EAB only attacks true ash (Fraxinus) species, including all white (F. americana), green (F. pennsylvanica), and black (F. nigra) ash. Mountain ash (Sorbus) is not a true ash species and will not be affected by EAB. Both healthy and unhealthy trees can be attacked. Some characteristics for identifying ash trees include:
EAB has NOT been detected in Utah, so there is no current need for control of this insect. If EAB should become established in Utah, control can be achieved using registered insecticides. However, insecticides are not always 100% effective due the inherent difficulty of managing insects under tree bark. Currently, infested trees may be recovered by treatment if greater than half of the canopy is still living. Trees with greater than 50% crown dieback have a small chance for survival. Infested trees treated with a systemic insecticide may take a year or more to show improvement in overall tree health.
There are a few ways to apply insecticide products, including soil/root drenches, trunk injections, and bark and foliage sprays, but the choice of product needs to match the appropriate application method (Table 1). For homeowners, a soil drench of systemic insecticides is the best choice, but efficacy can be variable and depends on tree size (more effective on smaller trees) and beetle pressure. Cover sprays applied to the foliage and bark are ideal for EAB prevention.
Table 1. Examples of insecticides for Emerald Ash Borer control.*
Help Stop the Spread of EAB
EAB is primarily spread by movement of infested wood. You can help stop the spread of EAB by not transporting firewood and by burning wood where you buy it. If you have ash trees in your yard, please check them periodically for signs of EAB infestation.
For Additional Information
- Cappaert, D., G. McCullough, T.M. Poland, and N.W. Siegert. 2005. Emerald ash borer in North America: a research and regulatory challenge. American Entomologist 51:152-165.

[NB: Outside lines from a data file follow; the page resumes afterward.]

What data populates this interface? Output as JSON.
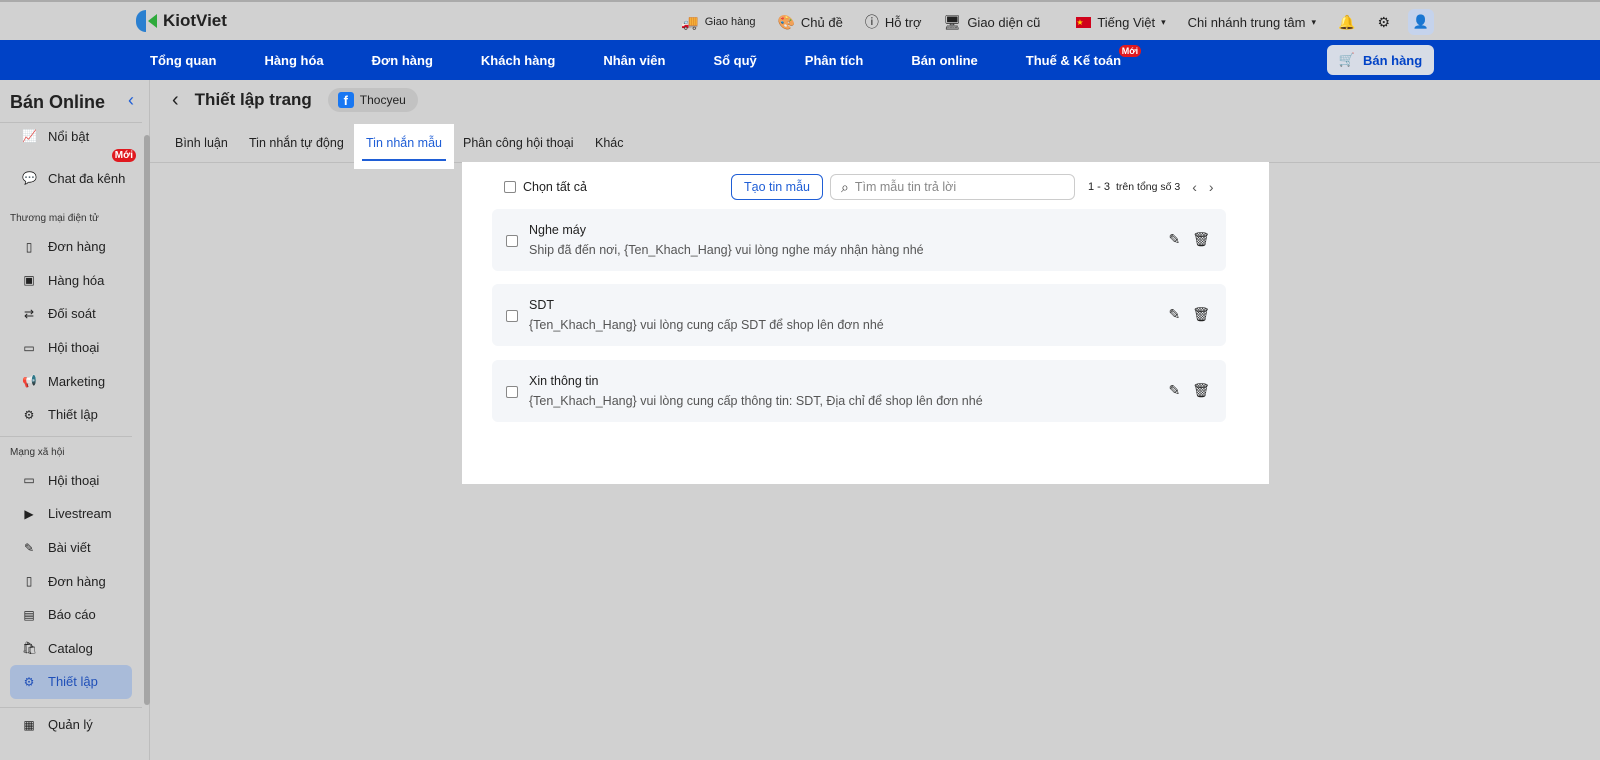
{
  "topbar": {
    "brand": "KiotViet",
    "delivery": "Giao hàng",
    "theme": "Chủ đề",
    "support": "Hỗ trợ",
    "old_ui": "Giao diện cũ",
    "language": "Tiếng Việt",
    "branch": "Chi nhánh trung tâm"
  },
  "nav": {
    "items": [
      "Tổng quan",
      "Hàng hóa",
      "Đơn hàng",
      "Khách hàng",
      "Nhân viên",
      "Sổ quỹ",
      "Phân tích",
      "Bán online",
      "Thuế & Kế toán"
    ],
    "new_badge": "Mới",
    "sell_button": "Bán hàng"
  },
  "sidebar": {
    "title": "Bán Online",
    "top_items": [
      {
        "label": "Nổi bật"
      },
      {
        "label": "Chat đa kênh",
        "badge": "Mới"
      }
    ],
    "sections": [
      {
        "title": "Thương mại điện tử",
        "items": [
          "Đơn hàng",
          "Hàng hóa",
          "Đối soát",
          "Hội thoại",
          "Marketing",
          "Thiết lập"
        ]
      },
      {
        "title": "Mạng xã hội",
        "items": [
          "Hội thoại",
          "Livestream",
          "Bài viết",
          "Đơn hàng",
          "Báo cáo",
          "Catalog",
          "Thiết lập"
        ]
      }
    ],
    "bottom_item": "Quản lý"
  },
  "header": {
    "title": "Thiết lập trang",
    "page_name": "Thocyeu"
  },
  "tabs": [
    "Bình luận",
    "Tin nhắn tự động",
    "Tin nhắn mẫu",
    "Phân công hội thoại",
    "Khác"
  ],
  "toolbar": {
    "select_all": "Chọn tất cả",
    "create_button": "Tạo tin mẫu",
    "search_placeholder": "Tìm mẫu tin trả lời",
    "range": "1 - 3",
    "total": "trên tổng số 3"
  },
  "templates": [
    {
      "title": "Nghe máy",
      "content": "Ship đã đến nơi, {Ten_Khach_Hang} vui lòng nghe máy nhận hàng nhé"
    },
    {
      "title": "SDT",
      "content": "{Ten_Khach_Hang} vui lòng cung cấp SDT để shop lên đơn nhé"
    },
    {
      "title": "Xin thông tin",
      "content": "{Ten_Khach_Hang} vui lòng cung cấp thông tin: SDT, Địa chỉ để shop lên đơn nhé"
    }
  ]
}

- Herms, D.A., D.G. McCullough, D.R. Smitley, C. Sadof, R.C. Williamson, and P.L. Nixon. 2009. Insecticide options for protecting ash trees from emerald ash borer. North Central IPM Center Bulletin.
- McCullough, D.G., N.R. Schneeberger, and S.A. Katovich. 2008. Pest Alert: Emerald Ash Borer. United States Department of Agriculture, Forest Service, Northeastern Area State and Private Forestry. Newton Square, Pennsylvania. NA-PR-02-04.
- Rebek, E. and M. Wilson. 2005. Ash tree identification. Extension Bulletin E-2942. Michigan State University Extension.
- Rebek, K.A., E.J. Rebek, and D.G. McCullough. 2005. Don’t be fooled by look-alikes! Extension Bulletin E-2944. Michigan State University.
- USDA-APHIS. 2013. Emerald Ash Borer Program Manual, Agrilus planipennis (Fairmaire). USDA-APHIS-PPQ. Plant Health Programs - Pest Management, Riverdale, Maryland.
- Wilson, M. and E. Rebek. 2005. Signs and symptoms of the emerald ash borer. Extension Bulletin E-2938. Michigan State University.
1 Leah Bauer, USDA Forest Service Northern Research Station, (www. bugwood.org).
2,4 David Cappaert, Michigan State University, (www.bugwood.org).
3,5 Debbie Miller, USDA Forest Service, (www.bugwood.org).
6 Whitney Cranshaw, Colorado State University, (www.bugwood.org).
7 Daniel Herms, Ohio State University, (www.bugwood.org).
8 Steven Katovich, USDA Forest Service, (www.bugwood.org).
9 Lori Spears, Utah State University
10 Edward Czerwinski, Ontario Ministry of Natural Resources, (www.bugwood.org).
11 Keith Kanoti, Maine Forest Service, (www.bugwood.org).
12,13 Paul Wray, Iowa State University, (www.bugwood.org).